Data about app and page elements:

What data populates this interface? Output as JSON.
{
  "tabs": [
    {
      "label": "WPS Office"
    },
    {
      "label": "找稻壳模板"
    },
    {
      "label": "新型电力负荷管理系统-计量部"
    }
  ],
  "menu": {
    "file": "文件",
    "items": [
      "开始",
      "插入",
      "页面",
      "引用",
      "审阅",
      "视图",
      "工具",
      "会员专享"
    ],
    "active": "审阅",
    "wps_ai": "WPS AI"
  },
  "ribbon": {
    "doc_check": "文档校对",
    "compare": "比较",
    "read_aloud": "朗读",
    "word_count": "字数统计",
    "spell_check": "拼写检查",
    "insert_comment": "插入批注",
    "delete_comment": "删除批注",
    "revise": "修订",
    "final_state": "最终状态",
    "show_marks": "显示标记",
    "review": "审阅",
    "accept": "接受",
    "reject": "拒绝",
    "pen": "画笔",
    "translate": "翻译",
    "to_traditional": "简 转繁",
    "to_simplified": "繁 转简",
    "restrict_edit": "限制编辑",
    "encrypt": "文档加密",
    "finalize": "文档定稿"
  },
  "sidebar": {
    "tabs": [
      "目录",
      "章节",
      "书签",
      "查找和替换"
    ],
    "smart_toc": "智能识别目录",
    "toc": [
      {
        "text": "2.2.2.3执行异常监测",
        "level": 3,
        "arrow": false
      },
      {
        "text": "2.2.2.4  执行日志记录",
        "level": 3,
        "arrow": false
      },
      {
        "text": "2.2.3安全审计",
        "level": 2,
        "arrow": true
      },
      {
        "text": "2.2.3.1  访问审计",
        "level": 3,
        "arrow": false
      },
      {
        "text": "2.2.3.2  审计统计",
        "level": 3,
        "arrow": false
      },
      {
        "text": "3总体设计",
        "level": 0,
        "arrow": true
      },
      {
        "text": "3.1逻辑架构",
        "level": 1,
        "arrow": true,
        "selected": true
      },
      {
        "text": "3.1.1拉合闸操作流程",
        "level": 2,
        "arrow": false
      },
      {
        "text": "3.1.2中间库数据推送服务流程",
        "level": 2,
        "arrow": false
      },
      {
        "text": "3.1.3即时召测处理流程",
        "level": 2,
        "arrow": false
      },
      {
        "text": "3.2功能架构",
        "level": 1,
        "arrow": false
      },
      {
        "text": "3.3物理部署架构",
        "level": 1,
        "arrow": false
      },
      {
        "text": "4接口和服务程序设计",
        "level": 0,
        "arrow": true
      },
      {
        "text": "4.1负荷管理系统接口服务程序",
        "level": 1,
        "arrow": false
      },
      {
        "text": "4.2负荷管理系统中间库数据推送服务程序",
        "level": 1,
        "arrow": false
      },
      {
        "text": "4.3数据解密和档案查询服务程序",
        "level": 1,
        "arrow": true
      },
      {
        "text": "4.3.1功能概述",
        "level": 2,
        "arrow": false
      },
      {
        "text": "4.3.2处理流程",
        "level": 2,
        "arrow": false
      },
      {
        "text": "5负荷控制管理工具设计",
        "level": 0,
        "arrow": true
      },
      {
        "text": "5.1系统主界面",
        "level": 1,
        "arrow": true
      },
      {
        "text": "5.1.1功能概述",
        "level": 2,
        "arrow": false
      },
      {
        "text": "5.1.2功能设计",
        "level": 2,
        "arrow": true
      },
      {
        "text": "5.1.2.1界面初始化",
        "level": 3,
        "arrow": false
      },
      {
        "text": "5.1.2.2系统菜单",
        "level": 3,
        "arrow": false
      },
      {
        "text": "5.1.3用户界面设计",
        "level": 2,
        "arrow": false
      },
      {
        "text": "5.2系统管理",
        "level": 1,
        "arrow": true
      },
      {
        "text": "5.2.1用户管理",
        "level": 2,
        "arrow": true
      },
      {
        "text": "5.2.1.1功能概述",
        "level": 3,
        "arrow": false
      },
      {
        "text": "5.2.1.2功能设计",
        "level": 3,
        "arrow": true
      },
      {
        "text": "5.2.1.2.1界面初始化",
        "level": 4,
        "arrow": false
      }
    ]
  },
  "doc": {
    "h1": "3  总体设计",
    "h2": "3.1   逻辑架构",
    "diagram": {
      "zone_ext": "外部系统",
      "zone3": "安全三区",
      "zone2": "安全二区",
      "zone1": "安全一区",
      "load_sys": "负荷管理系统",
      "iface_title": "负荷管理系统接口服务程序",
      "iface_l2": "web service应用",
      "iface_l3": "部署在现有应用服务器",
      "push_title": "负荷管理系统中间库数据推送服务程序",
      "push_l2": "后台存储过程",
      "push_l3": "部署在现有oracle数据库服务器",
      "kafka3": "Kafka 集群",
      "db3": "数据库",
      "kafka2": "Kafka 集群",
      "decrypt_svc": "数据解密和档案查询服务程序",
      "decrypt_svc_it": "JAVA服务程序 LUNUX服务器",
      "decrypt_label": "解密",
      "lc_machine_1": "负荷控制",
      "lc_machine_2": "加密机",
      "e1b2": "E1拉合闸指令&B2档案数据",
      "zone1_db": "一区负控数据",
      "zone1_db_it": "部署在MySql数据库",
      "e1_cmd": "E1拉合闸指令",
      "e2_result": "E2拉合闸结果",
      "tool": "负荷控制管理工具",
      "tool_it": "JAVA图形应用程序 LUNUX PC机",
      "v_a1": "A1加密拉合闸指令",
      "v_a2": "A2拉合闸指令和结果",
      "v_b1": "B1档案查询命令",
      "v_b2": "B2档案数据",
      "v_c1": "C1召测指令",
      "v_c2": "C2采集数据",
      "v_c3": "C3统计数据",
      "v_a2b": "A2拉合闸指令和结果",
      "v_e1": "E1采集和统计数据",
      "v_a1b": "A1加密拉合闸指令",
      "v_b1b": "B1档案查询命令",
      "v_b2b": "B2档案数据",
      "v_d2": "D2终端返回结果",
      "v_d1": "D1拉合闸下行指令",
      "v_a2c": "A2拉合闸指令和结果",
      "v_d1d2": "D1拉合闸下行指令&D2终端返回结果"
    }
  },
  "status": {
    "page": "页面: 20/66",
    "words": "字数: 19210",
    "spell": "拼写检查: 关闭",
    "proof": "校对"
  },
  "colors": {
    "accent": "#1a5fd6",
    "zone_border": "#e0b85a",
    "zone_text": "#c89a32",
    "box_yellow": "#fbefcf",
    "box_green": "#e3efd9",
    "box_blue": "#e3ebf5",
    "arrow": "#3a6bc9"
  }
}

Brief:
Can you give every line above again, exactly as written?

Exercise answer:
What data populates this interface? Output as JSON.
{
  "tabs": [
    {
      "label": "WPS Office"
    },
    {
      "label": "找稻壳模板"
    },
    {
      "label": "新型电力负荷管理系统-计量部"
    }
  ],
  "menu": {
    "file": "文件",
    "items": [
      "开始",
      "插入",
      "页面",
      "引用",
      "审阅",
      "视图",
      "工具",
      "会员专享"
    ],
    "active": "审阅",
    "wps_ai": "WPS AI"
  },
  "ribbon": {
    "doc_check": "文档校对",
    "compare": "比较",
    "read_aloud": "朗读",
    "word_count": "字数统计",
    "spell_check": "拼写检查",
    "insert_comment": "插入批注",
    "delete_comment": "删除批注",
    "revise": "修订",
    "final_state": "最终状态",
    "show_marks": "显示标记",
    "review": "审阅",
    "accept": "接受",
    "reject": "拒绝",
    "pen": "画笔",
    "translate": "翻译",
    "to_traditional": "简 转繁",
    "to_simplified": "繁 转简",
    "restrict_edit": "限制编辑",
    "encrypt": "文档加密",
    "finalize": "文档定稿"
  },
  "sidebar": {
    "tabs": [
      "目录",
      "章节",
      "书签",
      "查找和替换"
    ],
    "smart_toc": "智能识别目录",
    "toc": [
      {
        "text": "2.2.2.3执行异常监测",
        "level": 3,
        "arrow": false
      },
      {
        "text": "2.2.2.4  执行日志记录",
        "level": 3,
        "arrow": false
      },
      {
        "text": "2.2.3安全审计",
        "level": 2,
        "arrow": true
      },
      {
        "text": "2.2.3.1  访问审计",
        "level": 3,
        "arrow": false
      },
      {
        "text": "2.2.3.2  审计统计",
        "level": 3,
        "arrow": false
      },
      {
        "text": "3总体设计",
        "level": 0,
        "arrow": true
      },
      {
        "text": "3.1逻辑架构",
        "level": 1,
        "arrow": true,
        "selected": true
      },
      {
        "text": "3.1.1拉合闸操作流程",
        "level": 2,
        "arrow": false
      },
      {
        "text": "3.1.2中间库数据推送服务流程",
        "level": 2,
        "arrow": false
      },
      {
        "text": "3.1.3即时召测处理流程",
        "level": 2,
        "arrow": false
      },
      {
        "text": "3.2功能架构",
        "level": 1,
        "arrow": false
      },
      {
        "text": "3.3物理部署架构",
        "level": 1,
        "arrow": false
      },
      {
        "text": "4接口和服务程序设计",
        "level": 0,
        "arrow": true
      },
      {
        "text": "4.1负荷管理系统接口服务程序",
        "level": 1,
        "arrow": false
      },
      {
        "text": "4.2负荷管理系统中间库数据推送服务程序",
        "level": 1,
        "arrow": false
      },
      {
        "text": "4.3数据解密和档案查询服务程序",
        "level": 1,
        "arrow": true
      },
      {
        "text": "4.3.1功能概述",
        "level": 2,
        "arrow": false
      },
      {
        "text": "4.3.2处理流程",
        "level": 2,
        "arrow": false
      },
      {
        "text": "5负荷控制管理工具设计",
        "level": 0,
        "arrow": true
      },
      {
        "text": "5.1系统主界面",
        "level": 1,
        "arrow": true
      },
      {
        "text": "5.1.1功能概述",
        "level": 2,
        "arrow": false
      },
      {
        "text": "5.1.2功能设计",
        "level": 2,
        "arrow": true
      },
      {
        "text": "5.1.2.1界面初始化",
        "level": 3,
        "arrow": false
      },
      {
        "text": "5.1.2.2系统菜单",
        "level": 3,
        "arrow": false
      },
      {
        "text": "5.1.3用户界面设计",
        "level": 2,
        "arrow": false
      },
      {
        "text": "5.2系统管理",
        "level": 1,
        "arrow": true
      },
      {
        "text": "5.2.1用户管理",
        "level": 2,
        "arrow": true
      },
      {
        "text": "5.2.1.1功能概述",
        "level": 3,
        "arrow": false
      },
      {
        "text": "5.2.1.2功能设计",
        "level": 3,
        "arrow": true
      },
      {
        "text": "5.2.1.2.1界面初始化",
        "level": 4,
        "arrow": false
      }
    ]
  },
  "doc": {
    "h1": "3  总体设计",
    "h2": "3.1   逻辑架构",
    "diagram": {
      "zone_ext": "外部系统",
      "zone3": "安全三区",
      "zone2": "安全二区",
      "zone1": "安全一区",
      "load_sys": "负荷管理系统",
      "iface_title": "负荷管理系统接口服务程序",
      "iface_l2": "web service应用",
      "iface_l3": "部署在现有应用服务器",
      "push_title": "负荷管理系统中间库数据推送服务程序",
      "push_l2": "后台存储过程",
      "push_l3": "部署在现有oracle数据库服务器",
      "kafka3": "Kafka 集群",
      "db3": "数据库",
      "kafka2": "Kafka 集群",
      "decrypt_svc": "数据解密和档案查询服务程序",
      "decrypt_svc_it": "JAVA服务程序 LUNUX服务器",
      "decrypt_label": "解密",
      "lc_machine_1": "负荷控制",
      "lc_machine_2": "加密机",
      "e1b2": "E1拉合闸指令&B2档案数据",
      "zone1_db": "一区负控数据",
      "zone1_db_it": "部署在MySql数据库",
      "e1_cmd": "E1拉合闸指令",
      "e2_result": "E2拉合闸结果",
      "tool": "负荷控制管理工具",
      "tool_it": "JAVA图形应用程序 LUNUX PC机",
      "v_a1": "A1加密拉合闸指令",
      "v_a2": "A2拉合闸指令和结果",
      "v_b1": "B1档案查询命令",
      "v_b2": "B2档案数据",
      "v_c1": "C1召测指令",
      "v_c2": "C2采集数据",
      "v_c3": "C3统计数据",
      "v_a2b": "A2拉合闸指令和结果",
      "v_e1": "E1采集和统计数据",
      "v_a1b": "A1加密拉合闸指令",
      "v_b1b": "B1档案查询命令",
      "v_b2b": "B2档案数据",
      "v_d2": "D2终端返回结果",
      "v_d1": "D1拉合闸下行指令",
      "v_a2c": "A2拉合闸指令和结果",
      "v_d1d2": "D1拉合闸下行指令&D2终端返回结果"
    }
  },
  "status": {
    "page": "页面: 20/66",
    "words": "字数: 19210",
    "spell": "拼写检查: 关闭",
    "proof": "校对"
  },
  "colors": {
    "accent": "#1a5fd6",
    "zone_border": "#e0b85a",
    "zone_text": "#c89a32",
    "box_yellow": "#fbefcf",
    "box_green": "#e3efd9",
    "box_blue": "#e3ebf5",
    "arrow": "#3a6bc9"
  }
}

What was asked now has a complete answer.